/---
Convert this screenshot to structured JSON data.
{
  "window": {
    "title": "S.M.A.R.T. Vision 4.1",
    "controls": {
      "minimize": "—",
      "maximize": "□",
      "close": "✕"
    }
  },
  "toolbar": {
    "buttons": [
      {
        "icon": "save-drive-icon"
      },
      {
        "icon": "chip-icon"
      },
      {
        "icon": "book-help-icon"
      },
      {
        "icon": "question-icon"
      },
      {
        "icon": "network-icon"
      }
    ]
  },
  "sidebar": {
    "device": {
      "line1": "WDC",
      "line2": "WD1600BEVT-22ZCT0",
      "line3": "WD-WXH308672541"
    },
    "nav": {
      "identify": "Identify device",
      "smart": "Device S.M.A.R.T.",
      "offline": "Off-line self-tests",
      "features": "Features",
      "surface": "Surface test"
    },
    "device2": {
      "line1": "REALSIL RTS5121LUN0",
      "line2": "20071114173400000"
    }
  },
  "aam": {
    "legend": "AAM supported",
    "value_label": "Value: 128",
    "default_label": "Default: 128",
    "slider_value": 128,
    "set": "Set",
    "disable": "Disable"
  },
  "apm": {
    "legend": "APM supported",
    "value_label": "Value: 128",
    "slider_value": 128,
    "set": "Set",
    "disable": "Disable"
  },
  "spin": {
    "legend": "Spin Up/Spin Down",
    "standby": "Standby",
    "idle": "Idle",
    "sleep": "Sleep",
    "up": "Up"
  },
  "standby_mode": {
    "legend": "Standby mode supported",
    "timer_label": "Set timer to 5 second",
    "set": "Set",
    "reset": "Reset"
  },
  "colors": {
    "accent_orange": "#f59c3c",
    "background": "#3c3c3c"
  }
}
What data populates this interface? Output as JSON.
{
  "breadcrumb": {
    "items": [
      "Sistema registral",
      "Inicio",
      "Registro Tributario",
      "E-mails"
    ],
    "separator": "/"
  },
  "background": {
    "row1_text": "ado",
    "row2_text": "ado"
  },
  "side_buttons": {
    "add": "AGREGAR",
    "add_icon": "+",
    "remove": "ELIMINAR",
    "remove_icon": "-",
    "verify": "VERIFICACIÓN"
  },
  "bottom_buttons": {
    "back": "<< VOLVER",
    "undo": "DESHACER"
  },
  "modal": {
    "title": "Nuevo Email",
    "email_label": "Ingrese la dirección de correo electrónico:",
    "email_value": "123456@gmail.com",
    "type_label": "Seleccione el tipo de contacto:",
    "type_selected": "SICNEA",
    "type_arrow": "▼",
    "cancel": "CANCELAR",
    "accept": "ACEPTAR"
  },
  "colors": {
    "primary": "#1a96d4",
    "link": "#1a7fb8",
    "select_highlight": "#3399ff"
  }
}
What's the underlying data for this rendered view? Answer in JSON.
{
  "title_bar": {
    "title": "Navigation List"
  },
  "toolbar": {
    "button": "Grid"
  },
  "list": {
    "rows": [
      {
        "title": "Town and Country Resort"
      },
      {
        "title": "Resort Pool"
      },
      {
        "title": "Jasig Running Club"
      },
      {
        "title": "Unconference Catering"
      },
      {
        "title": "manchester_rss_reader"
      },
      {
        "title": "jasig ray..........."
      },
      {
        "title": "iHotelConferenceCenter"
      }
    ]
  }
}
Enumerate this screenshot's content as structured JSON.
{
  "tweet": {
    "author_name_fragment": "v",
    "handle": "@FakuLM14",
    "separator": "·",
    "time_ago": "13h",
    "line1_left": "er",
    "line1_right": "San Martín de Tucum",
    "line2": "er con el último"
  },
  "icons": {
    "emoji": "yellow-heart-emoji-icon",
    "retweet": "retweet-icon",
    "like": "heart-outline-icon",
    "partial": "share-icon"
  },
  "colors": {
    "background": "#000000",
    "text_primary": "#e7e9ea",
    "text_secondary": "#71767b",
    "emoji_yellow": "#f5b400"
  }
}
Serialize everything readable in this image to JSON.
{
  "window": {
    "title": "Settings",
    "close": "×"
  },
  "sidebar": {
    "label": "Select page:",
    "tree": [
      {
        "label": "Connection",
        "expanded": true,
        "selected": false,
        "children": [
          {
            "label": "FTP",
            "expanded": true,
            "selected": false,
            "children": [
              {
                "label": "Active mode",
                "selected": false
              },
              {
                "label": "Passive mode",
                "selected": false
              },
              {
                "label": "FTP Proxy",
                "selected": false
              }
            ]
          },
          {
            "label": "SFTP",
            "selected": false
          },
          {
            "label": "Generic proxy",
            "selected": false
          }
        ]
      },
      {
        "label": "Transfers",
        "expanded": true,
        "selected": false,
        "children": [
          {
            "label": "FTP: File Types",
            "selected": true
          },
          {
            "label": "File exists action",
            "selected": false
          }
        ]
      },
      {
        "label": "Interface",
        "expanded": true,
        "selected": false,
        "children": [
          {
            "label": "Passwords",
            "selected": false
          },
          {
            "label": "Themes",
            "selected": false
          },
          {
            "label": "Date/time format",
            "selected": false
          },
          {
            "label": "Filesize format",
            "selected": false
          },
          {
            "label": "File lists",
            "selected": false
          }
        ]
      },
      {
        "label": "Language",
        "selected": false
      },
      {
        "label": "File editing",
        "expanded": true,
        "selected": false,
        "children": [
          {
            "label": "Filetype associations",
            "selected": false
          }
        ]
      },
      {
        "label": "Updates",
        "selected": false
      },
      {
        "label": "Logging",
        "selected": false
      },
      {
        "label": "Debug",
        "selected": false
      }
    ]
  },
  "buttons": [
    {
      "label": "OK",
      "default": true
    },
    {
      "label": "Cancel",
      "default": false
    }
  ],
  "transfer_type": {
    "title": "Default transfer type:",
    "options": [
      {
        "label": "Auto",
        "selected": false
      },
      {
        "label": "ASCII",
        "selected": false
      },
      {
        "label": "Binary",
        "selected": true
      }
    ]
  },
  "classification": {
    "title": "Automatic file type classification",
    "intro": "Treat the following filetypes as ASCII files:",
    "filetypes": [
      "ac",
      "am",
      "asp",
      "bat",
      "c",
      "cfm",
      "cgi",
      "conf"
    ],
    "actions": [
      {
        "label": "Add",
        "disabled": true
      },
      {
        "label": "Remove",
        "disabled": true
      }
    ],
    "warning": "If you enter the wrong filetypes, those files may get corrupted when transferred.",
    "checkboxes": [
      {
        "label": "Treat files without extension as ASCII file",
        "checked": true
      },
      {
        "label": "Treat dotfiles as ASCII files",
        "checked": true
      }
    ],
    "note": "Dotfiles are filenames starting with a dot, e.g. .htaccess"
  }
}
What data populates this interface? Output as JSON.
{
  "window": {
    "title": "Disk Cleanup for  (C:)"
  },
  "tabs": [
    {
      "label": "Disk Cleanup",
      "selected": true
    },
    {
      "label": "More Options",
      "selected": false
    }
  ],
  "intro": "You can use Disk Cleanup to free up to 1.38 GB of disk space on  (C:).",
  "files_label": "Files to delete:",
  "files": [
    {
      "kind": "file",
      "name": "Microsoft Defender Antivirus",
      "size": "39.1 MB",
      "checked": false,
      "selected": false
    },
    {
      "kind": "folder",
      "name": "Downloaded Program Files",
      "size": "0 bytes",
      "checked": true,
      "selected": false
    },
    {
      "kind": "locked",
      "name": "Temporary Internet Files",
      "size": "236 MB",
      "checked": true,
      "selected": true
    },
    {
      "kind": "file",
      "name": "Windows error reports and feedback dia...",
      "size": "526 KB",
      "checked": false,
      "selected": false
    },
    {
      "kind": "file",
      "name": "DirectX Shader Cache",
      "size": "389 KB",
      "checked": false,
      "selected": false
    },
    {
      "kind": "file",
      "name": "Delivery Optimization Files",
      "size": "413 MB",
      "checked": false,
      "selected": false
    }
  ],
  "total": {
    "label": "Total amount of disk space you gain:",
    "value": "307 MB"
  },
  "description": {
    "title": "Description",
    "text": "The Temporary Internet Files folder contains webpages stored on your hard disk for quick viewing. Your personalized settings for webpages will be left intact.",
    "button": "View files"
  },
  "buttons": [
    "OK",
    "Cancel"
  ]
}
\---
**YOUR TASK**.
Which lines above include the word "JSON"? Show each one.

**REPLY**.
Convert this screenshot to structured JSON data.
What data populates this interface? Output as JSON.
What's the underlying data for this rendered view? Answer in JSON.
Enumerate this screenshot's content as structured JSON.
Serialize everything readable in this image to JSON.
What data populates this interface? Output as JSON.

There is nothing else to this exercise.